Briefing the media ahead of the indaba, the Deputy Minister in the Presidency for Planning, Monitoring and Evaluation, Buti Manamela, said many issues have been identified as needing intervention.
The Deputy Minister will convene the indaba as the chairperson of the Presidential Task Team on Creative Industries. The indaba is the first of several sectorial engagements that the task team will hold in different parts of the country, covering various sectors of the creative industry.
“We have been in constant consultation with industry bodies and collecting societies to look at some longstanding matters that continue to hold the South African music industry at ransom,” said Deputy Minister Manamela.
He said some of the interventions are achievable in the short-term, while some require a long-term approach.
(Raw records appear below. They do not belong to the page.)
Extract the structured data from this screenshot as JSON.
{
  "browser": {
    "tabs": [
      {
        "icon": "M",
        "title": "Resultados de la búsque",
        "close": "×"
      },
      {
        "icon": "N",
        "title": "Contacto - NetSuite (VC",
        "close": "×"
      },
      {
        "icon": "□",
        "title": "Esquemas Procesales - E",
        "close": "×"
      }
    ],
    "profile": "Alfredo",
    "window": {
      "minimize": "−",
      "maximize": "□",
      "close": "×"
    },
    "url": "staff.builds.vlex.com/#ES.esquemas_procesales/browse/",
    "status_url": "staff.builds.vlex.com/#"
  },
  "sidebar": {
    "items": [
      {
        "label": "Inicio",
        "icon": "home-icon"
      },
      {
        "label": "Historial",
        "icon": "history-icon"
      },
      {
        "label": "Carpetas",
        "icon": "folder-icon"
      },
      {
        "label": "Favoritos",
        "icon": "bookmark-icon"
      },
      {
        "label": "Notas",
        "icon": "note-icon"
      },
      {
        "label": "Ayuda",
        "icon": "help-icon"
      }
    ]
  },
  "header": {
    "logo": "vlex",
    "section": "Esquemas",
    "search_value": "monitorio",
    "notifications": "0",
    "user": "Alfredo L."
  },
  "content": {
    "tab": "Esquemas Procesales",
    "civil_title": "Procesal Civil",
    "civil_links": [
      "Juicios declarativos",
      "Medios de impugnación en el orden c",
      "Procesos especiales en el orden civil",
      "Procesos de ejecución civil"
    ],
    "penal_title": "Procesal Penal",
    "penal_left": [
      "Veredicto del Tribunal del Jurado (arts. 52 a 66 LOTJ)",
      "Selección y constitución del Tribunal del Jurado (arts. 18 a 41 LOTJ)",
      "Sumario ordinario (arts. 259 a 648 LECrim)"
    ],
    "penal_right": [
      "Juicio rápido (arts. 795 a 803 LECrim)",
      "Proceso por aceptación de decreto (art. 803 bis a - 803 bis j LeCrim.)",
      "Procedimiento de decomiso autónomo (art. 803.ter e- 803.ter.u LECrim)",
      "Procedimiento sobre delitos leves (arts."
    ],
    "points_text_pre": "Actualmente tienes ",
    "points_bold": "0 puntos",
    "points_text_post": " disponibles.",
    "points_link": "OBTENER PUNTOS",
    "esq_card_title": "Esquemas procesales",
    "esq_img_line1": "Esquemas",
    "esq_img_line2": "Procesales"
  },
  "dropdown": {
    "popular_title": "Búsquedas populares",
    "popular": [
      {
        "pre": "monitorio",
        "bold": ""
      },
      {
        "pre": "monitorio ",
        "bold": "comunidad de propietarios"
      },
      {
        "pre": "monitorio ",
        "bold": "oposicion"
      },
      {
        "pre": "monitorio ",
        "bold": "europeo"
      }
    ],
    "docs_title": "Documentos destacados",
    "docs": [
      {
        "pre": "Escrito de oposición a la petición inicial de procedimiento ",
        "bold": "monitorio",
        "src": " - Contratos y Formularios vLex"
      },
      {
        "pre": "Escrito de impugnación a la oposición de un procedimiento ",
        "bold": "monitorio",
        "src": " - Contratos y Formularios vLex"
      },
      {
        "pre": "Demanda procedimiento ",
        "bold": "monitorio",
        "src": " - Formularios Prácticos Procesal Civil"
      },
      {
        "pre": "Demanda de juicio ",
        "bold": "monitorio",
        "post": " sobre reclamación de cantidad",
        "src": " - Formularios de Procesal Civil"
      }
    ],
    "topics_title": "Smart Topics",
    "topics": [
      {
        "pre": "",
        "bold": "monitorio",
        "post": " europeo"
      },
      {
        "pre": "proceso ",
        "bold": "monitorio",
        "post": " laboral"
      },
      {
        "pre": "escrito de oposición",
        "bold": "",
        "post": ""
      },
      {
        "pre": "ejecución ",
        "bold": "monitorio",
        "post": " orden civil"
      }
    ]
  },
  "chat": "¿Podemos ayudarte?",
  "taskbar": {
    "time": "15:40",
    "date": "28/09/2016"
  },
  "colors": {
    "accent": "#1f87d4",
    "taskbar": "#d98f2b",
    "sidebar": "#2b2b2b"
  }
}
The indaba will give musicians a platform to speak directly to government on many issues that affect their day-to-day business within the sector. Issues including piracy, copyright protection and infringement, local content and airplay in broadcast media are some of the subjects for discussion.
The indaba will be a platform to seek ways to help the artists.
The Deputy Minister said issues raised at the indaba will be directed back to the task team for fast tracked resolution.
“This platform will also give government the opportunity to give feedback on progress the task team has made thus far since I became chairperson in 2015.
“One of the greatest gains we had facilitated and celebrated was the introduction of the 90% local music policy introduced by the public broadcaster in 2016.
“We anticipate that the uncertainty that now exists with regards to this will be a major talking point at the indaba.”
He said this has received a lot of attention in recent meetings and the Task Team is concerned that the great gains that local music stood to receive may be getting lost in a case of “throwing out the baby with the bath water” at the SABC.
The Task Team is expected to dedicate time to issues of Payola and Plugola and bring musicians up to speed on action being taken against those found implicated in this practice that is as harmful to the music industry.
Payola, Deputy Minister Manana said, is a heavily entrenched cancer which steals fair airplay from hardworking and deserving artists to favour crooked and corrupt industry players.
Payola is the illegal practice of payment or other inducement by record companies for the broadcast of recordings on commercial radio in which the song is presented as being part of the normal day’s broadcast. Plugola is the incidental or unofficial promotion of a person or product in the media, sometimes in return for a payment.
“We are also going to present the social security intervention model for the very first time at the indaba,” he announced.
Government departments and agencies will exhibit their services and assist musicians with information on funding opportunities and other support programmes.
“We urge all musicians to come to the Soweto Theatre in their numbers. Space is limited, so it is important to confirm attendance and reserve your seat.”